EXERCISE DESCRIPTION: Print out the whole listing below exactly as it is written.

RECORDS FOR THIS EXERCISE:
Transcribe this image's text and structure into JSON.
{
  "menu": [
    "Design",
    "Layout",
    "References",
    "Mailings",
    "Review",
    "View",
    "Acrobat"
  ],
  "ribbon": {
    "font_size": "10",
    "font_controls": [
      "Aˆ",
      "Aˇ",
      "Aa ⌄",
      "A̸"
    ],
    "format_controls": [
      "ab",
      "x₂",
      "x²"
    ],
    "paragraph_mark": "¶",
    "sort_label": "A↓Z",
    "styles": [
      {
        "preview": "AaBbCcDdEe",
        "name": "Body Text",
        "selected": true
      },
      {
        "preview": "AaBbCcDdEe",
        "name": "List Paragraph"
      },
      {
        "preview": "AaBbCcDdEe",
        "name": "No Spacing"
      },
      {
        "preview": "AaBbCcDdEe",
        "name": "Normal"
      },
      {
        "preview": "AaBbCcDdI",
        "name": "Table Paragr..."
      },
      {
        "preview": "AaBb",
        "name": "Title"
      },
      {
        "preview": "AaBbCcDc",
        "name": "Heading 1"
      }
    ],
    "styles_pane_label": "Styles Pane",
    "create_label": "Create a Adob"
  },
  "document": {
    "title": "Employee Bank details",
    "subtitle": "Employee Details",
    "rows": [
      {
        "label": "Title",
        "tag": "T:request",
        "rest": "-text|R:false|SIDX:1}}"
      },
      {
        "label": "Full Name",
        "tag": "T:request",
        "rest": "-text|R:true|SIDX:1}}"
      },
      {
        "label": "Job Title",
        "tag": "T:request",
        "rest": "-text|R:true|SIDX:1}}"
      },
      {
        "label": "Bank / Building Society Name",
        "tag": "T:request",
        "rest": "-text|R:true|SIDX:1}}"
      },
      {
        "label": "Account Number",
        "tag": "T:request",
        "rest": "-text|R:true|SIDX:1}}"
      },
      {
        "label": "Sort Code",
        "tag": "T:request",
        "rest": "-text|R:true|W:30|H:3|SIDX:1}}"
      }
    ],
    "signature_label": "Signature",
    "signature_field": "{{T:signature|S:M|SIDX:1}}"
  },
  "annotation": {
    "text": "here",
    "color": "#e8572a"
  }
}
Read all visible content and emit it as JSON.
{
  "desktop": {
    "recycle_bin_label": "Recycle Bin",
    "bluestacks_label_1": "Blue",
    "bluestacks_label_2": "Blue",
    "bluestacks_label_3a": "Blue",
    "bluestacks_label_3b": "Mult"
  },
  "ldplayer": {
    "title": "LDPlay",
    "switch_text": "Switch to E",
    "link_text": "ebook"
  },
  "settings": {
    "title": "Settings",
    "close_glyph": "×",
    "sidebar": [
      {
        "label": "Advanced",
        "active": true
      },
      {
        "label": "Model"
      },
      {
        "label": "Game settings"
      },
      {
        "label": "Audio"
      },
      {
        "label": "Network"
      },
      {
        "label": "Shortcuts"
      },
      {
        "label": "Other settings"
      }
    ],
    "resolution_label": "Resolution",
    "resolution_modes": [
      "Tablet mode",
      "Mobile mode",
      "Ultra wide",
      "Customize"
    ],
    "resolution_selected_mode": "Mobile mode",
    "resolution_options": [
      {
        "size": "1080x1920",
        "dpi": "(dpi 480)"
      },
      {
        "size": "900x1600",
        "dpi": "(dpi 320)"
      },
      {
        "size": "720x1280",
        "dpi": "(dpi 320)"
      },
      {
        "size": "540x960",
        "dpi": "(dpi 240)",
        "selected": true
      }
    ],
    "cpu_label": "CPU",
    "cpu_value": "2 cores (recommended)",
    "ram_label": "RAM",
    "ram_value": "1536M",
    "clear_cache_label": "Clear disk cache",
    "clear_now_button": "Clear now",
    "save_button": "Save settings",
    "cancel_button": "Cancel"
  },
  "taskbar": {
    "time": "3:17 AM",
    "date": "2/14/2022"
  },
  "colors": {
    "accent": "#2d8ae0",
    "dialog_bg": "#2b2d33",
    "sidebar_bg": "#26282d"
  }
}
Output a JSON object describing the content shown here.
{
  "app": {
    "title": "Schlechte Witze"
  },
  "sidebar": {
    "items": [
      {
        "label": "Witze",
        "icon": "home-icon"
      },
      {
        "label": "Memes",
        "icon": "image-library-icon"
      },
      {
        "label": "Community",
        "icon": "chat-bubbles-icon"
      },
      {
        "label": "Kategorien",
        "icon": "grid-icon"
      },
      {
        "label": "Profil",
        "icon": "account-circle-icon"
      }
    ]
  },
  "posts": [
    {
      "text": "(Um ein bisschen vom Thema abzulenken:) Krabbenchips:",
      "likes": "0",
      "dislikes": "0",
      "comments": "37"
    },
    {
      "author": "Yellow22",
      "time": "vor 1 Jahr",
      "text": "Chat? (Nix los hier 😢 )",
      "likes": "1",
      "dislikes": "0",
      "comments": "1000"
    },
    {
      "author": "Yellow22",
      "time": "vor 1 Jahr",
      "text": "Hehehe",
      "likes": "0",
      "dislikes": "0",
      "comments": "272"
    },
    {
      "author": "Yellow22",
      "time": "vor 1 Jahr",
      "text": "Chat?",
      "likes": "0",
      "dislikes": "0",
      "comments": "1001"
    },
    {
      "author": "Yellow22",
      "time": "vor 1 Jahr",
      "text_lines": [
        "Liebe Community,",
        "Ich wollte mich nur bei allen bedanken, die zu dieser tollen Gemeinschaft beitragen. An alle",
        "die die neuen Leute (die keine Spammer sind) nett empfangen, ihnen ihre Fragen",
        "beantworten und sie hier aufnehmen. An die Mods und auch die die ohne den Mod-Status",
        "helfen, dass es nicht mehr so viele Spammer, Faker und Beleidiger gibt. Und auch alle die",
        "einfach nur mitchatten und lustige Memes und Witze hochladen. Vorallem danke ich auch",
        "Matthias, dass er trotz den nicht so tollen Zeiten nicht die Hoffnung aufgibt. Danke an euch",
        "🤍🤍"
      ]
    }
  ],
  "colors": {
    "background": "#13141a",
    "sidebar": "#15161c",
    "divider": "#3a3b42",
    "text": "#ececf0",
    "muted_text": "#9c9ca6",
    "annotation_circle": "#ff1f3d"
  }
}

SOLUTION FOR THIS PROBLEM:
Transcribe this image's text and structure into JSON.
{
  "menu": [
    "Design",
    "Layout",
    "References",
    "Mailings",
    "Review",
    "View",
    "Acrobat"
  ],
  "ribbon": {
    "font_size": "10",
    "font_controls": [
      "Aˆ",
      "Aˇ",
      "Aa ⌄",
      "A̸"
    ],
    "format_controls": [
      "ab",
      "x₂",
      "x²"
    ],
    "paragraph_mark": "¶",
    "sort_label": "A↓Z",
    "styles": [
      {
        "preview": "AaBbCcDdEe",
        "name": "Body Text",
        "selected": true
      },
      {
        "preview": "AaBbCcDdEe",
        "name": "List Paragraph"
      },
      {
        "preview": "AaBbCcDdEe",
        "name": "No Spacing"
      },
      {
        "preview": "AaBbCcDdEe",
        "name": "Normal"
      },
      {
        "preview": "AaBbCcDdI",
        "name": "Table Paragr..."
      },
      {
        "preview": "AaBb",
        "name": "Title"
      },
      {
        "preview": "AaBbCcDc",
        "name": "Heading 1"
      }
    ],
    "styles_pane_label": "Styles Pane",
    "create_label": "Create a Adob"
  },
  "document": {
    "title": "Employee Bank details",
    "subtitle": "Employee Details",
    "rows": [
      {
        "label": "Title",
        "tag": "T:request",
        "rest": "-text|R:false|SIDX:1}}"
      },
      {
        "label": "Full Name",
        "tag": "T:request",
        "rest": "-text|R:true|SIDX:1}}"
      },
      {
        "label": "Job Title",
        "tag": "T:request",
        "rest": "-text|R:true|SIDX:1}}"
      },
      {
        "label": "Bank / Building Society Name",
        "tag": "T:request",
        "rest": "-text|R:true|SIDX:1}}"
      },
      {
        "label": "Account Number",
        "tag": "T:request",
        "rest": "-text|R:true|SIDX:1}}"
      },
      {
        "label": "Sort Code",
        "tag": "T:request",
        "rest": "-text|R:true|W:30|H:3|SIDX:1}}"
      }
    ],
    "signature_label": "Signature",
    "signature_field": "{{T:signature|S:M|SIDX:1}}"
  },
  "annotation": {
    "text": "here",
    "color": "#e8572a"
  }
}
Read all visible content and emit it as JSON.
{
  "desktop": {
    "recycle_bin_label": "Recycle Bin",
    "bluestacks_label_1": "Blue",
    "bluestacks_label_2": "Blue",
    "bluestacks_label_3a": "Blue",
    "bluestacks_label_3b": "Mult"
  },
  "ldplayer": {
    "title": "LDPlay",
    "switch_text": "Switch to E",
    "link_text": "ebook"
  },
  "settings": {
    "title": "Settings",
    "close_glyph": "×",
    "sidebar": [
      {
        "label": "Advanced",
        "active": true
      },
      {
        "label": "Model"
      },
      {
        "label": "Game settings"
      },
      {
        "label": "Audio"
      },
      {
        "label": "Network"
      },
      {
        "label": "Shortcuts"
      },
      {
        "label": "Other settings"
      }
    ],
    "resolution_label": "Resolution",
    "resolution_modes": [
      "Tablet mode",
      "Mobile mode",
      "Ultra wide",
      "Customize"
    ],
    "resolution_selected_mode": "Mobile mode",
    "resolution_options": [
      {
        "size": "1080x1920",
        "dpi": "(dpi 480)"
      },
      {
        "size": "900x1600",
        "dpi": "(dpi 320)"
      },
      {
        "size": "720x1280",
        "dpi": "(dpi 320)"
      },
      {
        "size": "540x960",
        "dpi": "(dpi 240)",
        "selected": true
      }
    ],
    "cpu_label": "CPU",
    "cpu_value": "2 cores (recommended)",
    "ram_label": "RAM",
    "ram_value": "1536M",
    "clear_cache_label": "Clear disk cache",
    "clear_now_button": "Clear now",
    "save_button": "Save settings",
    "cancel_button": "Cancel"
  },
  "taskbar": {
    "time": "3:17 AM",
    "date": "2/14/2022"
  },
  "colors": {
    "accent": "#2d8ae0",
    "dialog_bg": "#2b2d33",
    "sidebar_bg": "#26282d"
  }
}
Output a JSON object describing the content shown here.
{
  "app": {
    "title": "Schlechte Witze"
  },
  "sidebar": {
    "items": [
      {
        "label": "Witze",
        "icon": "home-icon"
      },
      {
        "label": "Memes",
        "icon": "image-library-icon"
      },
      {
        "label": "Community",
        "icon": "chat-bubbles-icon"
      },
      {
        "label": "Kategorien",
        "icon": "grid-icon"
      },
      {
        "label": "Profil",
        "icon": "account-circle-icon"
      }
    ]
  },
  "posts": [
    {
      "text": "(Um ein bisschen vom Thema abzulenken:) Krabbenchips:",
      "likes": "0",
      "dislikes": "0",
      "comments": "37"
    },
    {
      "author": "Yellow22",
      "time": "vor 1 Jahr",
      "text": "Chat? (Nix los hier 😢 )",
      "likes": "1",
      "dislikes": "0",
      "comments": "1000"
    },
    {
      "author": "Yellow22",
      "time": "vor 1 Jahr",
      "text": "Hehehe",
      "likes": "0",
      "dislikes": "0",
      "comments": "272"
    },
    {
      "author": "Yellow22",
      "time": "vor 1 Jahr",
      "text": "Chat?",
      "likes": "0",
      "dislikes": "0",
      "comments": "1001"
    },
    {
      "author": "Yellow22",
      "time": "vor 1 Jahr",
      "text_lines": [
        "Liebe Community,",
        "Ich wollte mich nur bei allen bedanken, die zu dieser tollen Gemeinschaft beitragen. An alle",
        "die die neuen Leute (die keine Spammer sind) nett empfangen, ihnen ihre Fragen",
        "beantworten und sie hier aufnehmen. An die Mods und auch die die ohne den Mod-Status",
        "helfen, dass es nicht mehr so viele Spammer, Faker und Beleidiger gibt. Und auch alle die",
        "einfach nur mitchatten und lustige Memes und Witze hochladen. Vorallem danke ich auch",
        "Matthias, dass er trotz den nicht so tollen Zeiten nicht die Hoffnung aufgibt. Danke an euch",
        "🤍🤍"
      ]
    }
  ],
  "colors": {
    "background": "#13141a",
    "sidebar": "#15161c",
    "divider": "#3a3b42",
    "text": "#ececf0",
    "muted_text": "#9c9ca6",
    "annotation_circle": "#ff1f3d"
  }
}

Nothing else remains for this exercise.